--- WHAT YOU ARE ASKED TO DO ---
The expected result is every entry, retyped character for character.

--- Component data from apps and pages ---
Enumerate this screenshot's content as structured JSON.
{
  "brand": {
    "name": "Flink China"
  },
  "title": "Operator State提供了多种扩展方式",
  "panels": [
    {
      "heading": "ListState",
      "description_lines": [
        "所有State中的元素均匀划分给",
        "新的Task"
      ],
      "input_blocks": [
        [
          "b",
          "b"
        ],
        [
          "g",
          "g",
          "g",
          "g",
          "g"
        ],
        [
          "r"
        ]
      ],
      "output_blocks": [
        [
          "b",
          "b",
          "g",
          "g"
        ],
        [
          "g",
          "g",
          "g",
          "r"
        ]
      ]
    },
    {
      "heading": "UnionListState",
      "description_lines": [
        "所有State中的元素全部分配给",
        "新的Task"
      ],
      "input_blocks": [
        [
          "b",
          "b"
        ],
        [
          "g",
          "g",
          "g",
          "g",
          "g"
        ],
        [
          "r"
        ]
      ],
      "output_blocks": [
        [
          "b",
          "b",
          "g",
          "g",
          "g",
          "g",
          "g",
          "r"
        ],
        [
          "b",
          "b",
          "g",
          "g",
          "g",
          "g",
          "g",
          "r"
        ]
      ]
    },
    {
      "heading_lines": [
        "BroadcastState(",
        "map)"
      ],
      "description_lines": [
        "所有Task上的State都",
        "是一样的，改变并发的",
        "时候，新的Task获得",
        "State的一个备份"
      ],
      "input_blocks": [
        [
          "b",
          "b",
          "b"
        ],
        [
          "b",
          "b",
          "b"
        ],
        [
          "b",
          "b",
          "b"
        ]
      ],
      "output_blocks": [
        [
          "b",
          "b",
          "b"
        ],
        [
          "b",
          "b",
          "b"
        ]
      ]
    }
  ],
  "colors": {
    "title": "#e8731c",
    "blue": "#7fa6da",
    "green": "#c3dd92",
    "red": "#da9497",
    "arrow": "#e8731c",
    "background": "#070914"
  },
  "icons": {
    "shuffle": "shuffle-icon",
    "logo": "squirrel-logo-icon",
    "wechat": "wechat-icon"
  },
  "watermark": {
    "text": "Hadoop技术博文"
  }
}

--- ANSWER BOX ---
Enumerate this screenshot's content as structured JSON.
{
  "brand": {
    "name": "Flink China"
  },
  "title": "Operator State提供了多种扩展方式",
  "panels": [
    {
      "heading": "ListState",
      "description_lines": [
        "所有State中的元素均匀划分给",
        "新的Task"
      ],
      "input_blocks": [
        [
          "b",
          "b"
        ],
        [
          "g",
          "g",
          "g",
          "g",
          "g"
        ],
        [
          "r"
        ]
      ],
      "output_blocks": [
        [
          "b",
          "b",
          "g",
          "g"
        ],
        [
          "g",
          "g",
          "g",
          "r"
        ]
      ]
    },
    {
      "heading": "UnionListState",
      "description_lines": [
        "所有State中的元素全部分配给",
        "新的Task"
      ],
      "input_blocks": [
        [
          "b",
          "b"
        ],
        [
          "g",
          "g",
          "g",
          "g",
          "g"
        ],
        [
          "r"
        ]
      ],
      "output_blocks": [
        [
          "b",
          "b",
          "g",
          "g",
          "g",
          "g",
          "g",
          "r"
        ],
        [
          "b",
          "b",
          "g",
          "g",
          "g",
          "g",
          "g",
          "r"
        ]
      ]
    },
    {
      "heading_lines": [
        "BroadcastState(",
        "map)"
      ],
      "description_lines": [
        "所有Task上的State都",
        "是一样的，改变并发的",
        "时候，新的Task获得",
        "State的一个备份"
      ],
      "input_blocks": [
        [
          "b",
          "b",
          "b"
        ],
        [
          "b",
          "b",
          "b"
        ],
        [
          "b",
          "b",
          "b"
        ]
      ],
      "output_blocks": [
        [
          "b",
          "b",
          "b"
        ],
        [
          "b",
          "b",
          "b"
        ]
      ]
    }
  ],
  "colors": {
    "title": "#e8731c",
    "blue": "#7fa6da",
    "green": "#c3dd92",
    "red": "#da9497",
    "arrow": "#e8731c",
    "background": "#070914"
  },
  "icons": {
    "shuffle": "shuffle-icon",
    "logo": "squirrel-logo-icon",
    "wechat": "wechat-icon"
  },
  "watermark": {
    "text": "Hadoop技术博文"
  }
}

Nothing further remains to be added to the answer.